**Information shown:**
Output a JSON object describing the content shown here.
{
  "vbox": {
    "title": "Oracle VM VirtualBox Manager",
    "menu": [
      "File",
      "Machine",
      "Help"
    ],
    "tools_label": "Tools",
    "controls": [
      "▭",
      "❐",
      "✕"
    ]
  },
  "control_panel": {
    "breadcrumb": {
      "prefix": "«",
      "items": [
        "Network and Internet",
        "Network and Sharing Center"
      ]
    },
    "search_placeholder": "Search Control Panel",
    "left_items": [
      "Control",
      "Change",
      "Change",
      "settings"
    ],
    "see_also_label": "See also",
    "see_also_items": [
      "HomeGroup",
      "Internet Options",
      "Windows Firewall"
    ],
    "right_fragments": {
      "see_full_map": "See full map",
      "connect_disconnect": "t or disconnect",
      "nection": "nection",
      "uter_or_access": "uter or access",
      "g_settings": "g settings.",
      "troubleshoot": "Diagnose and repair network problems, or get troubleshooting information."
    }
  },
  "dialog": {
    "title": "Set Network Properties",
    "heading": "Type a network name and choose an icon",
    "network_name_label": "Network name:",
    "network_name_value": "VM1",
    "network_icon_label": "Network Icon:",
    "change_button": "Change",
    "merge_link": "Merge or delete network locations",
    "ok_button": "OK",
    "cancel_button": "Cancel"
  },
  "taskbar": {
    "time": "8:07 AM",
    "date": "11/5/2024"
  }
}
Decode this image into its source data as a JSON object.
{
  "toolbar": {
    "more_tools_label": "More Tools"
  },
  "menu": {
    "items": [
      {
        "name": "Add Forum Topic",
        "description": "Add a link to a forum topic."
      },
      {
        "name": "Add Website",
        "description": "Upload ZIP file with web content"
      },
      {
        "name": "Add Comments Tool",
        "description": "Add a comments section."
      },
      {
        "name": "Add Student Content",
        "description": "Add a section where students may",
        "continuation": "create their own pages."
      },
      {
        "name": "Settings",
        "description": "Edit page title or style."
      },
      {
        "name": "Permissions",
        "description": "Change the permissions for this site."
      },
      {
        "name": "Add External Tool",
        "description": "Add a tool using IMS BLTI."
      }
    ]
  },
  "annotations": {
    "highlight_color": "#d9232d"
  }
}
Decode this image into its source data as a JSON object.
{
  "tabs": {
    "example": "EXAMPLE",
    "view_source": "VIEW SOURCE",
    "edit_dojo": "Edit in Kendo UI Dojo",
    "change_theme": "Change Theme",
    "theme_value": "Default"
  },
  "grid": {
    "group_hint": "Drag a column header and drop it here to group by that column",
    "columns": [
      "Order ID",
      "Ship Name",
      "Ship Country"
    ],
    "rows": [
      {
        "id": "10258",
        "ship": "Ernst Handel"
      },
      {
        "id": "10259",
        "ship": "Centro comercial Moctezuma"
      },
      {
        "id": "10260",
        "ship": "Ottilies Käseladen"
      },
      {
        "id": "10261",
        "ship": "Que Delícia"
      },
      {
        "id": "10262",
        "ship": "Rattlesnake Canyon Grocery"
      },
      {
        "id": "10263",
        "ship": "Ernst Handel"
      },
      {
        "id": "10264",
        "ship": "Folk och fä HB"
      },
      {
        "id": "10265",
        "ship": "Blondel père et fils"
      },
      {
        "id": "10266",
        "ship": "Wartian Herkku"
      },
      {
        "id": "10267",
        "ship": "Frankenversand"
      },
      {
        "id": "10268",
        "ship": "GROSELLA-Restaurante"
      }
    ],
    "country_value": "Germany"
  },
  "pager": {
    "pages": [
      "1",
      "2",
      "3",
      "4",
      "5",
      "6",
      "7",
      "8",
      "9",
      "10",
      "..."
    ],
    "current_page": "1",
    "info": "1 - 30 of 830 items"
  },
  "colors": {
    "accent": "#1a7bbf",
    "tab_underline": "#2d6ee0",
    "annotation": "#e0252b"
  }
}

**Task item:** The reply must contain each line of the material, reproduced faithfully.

**Solution:**
Output a JSON object describing the content shown here.
{
  "vbox": {
    "title": "Oracle VM VirtualBox Manager",
    "menu": [
      "File",
      "Machine",
      "Help"
    ],
    "tools_label": "Tools",
    "controls": [
      "▭",
      "❐",
      "✕"
    ]
  },
  "control_panel": {
    "breadcrumb": {
      "prefix": "«",
      "items": [
        "Network and Internet",
        "Network and Sharing Center"
      ]
    },
    "search_placeholder": "Search Control Panel",
    "left_items": [
      "Control",
      "Change",
      "Change",
      "settings"
    ],
    "see_also_label": "See also",
    "see_also_items": [
      "HomeGroup",
      "Internet Options",
      "Windows Firewall"
    ],
    "right_fragments": {
      "see_full_map": "See full map",
      "connect_disconnect": "t or disconnect",
      "nection": "nection",
      "uter_or_access": "uter or access",
      "g_settings": "g settings.",
      "troubleshoot": "Diagnose and repair network problems, or get troubleshooting information."
    }
  },
  "dialog": {
    "title": "Set Network Properties",
    "heading": "Type a network name and choose an icon",
    "network_name_label": "Network name:",
    "network_name_value": "VM1",
    "network_icon_label": "Network Icon:",
    "change_button": "Change",
    "merge_link": "Merge or delete network locations",
    "ok_button": "OK",
    "cancel_button": "Cancel"
  },
  "taskbar": {
    "time": "8:07 AM",
    "date": "11/5/2024"
  }
}
Decode this image into its source data as a JSON object.
{
  "toolbar": {
    "more_tools_label": "More Tools"
  },
  "menu": {
    "items": [
      {
        "name": "Add Forum Topic",
        "description": "Add a link to a forum topic."
      },
      {
        "name": "Add Website",
        "description": "Upload ZIP file with web content"
      },
      {
        "name": "Add Comments Tool",
        "description": "Add a comments section."
      },
      {
        "name": "Add Student Content",
        "description": "Add a section where students may",
        "continuation": "create their own pages."
      },
      {
        "name": "Settings",
        "description": "Edit page title or style."
      },
      {
        "name": "Permissions",
        "description": "Change the permissions for this site."
      },
      {
        "name": "Add External Tool",
        "description": "Add a tool using IMS BLTI."
      }
    ]
  },
  "annotations": {
    "highlight_color": "#d9232d"
  }
}
Decode this image into its source data as a JSON object.
{
  "tabs": {
    "example": "EXAMPLE",
    "view_source": "VIEW SOURCE",
    "edit_dojo": "Edit in Kendo UI Dojo",
    "change_theme": "Change Theme",
    "theme_value": "Default"
  },
  "grid": {
    "group_hint": "Drag a column header and drop it here to group by that column",
    "columns": [
      "Order ID",
      "Ship Name",
      "Ship Country"
    ],
    "rows": [
      {
        "id": "10258",
        "ship": "Ernst Handel"
      },
      {
        "id": "10259",
        "ship": "Centro comercial Moctezuma"
      },
      {
        "id": "10260",
        "ship": "Ottilies Käseladen"
      },
      {
        "id": "10261",
        "ship": "Que Delícia"
      },
      {
        "id": "10262",
        "ship": "Rattlesnake Canyon Grocery"
      },
      {
        "id": "10263",
        "ship": "Ernst Handel"
      },
      {
        "id": "10264",
        "ship": "Folk och fä HB"
      },
      {
        "id": "10265",
        "ship": "Blondel père et fils"
      },
      {
        "id": "10266",
        "ship": "Wartian Herkku"
      },
      {
        "id": "10267",
        "ship": "Frankenversand"
      },
      {
        "id": "10268",
        "ship": "GROSELLA-Restaurante"
      }
    ],
    "country_value": "Germany"
  },
  "pager": {
    "pages": [
      "1",
      "2",
      "3",
      "4",
      "5",
      "6",
      "7",
      "8",
      "9",
      "10",
      "..."
    ],
    "current_page": "1",
    "info": "1 - 30 of 830 items"
  },
  "colors": {
    "accent": "#1a7bbf",
    "tab_underline": "#2d6ee0",
    "annotation": "#e0252b"
  }
}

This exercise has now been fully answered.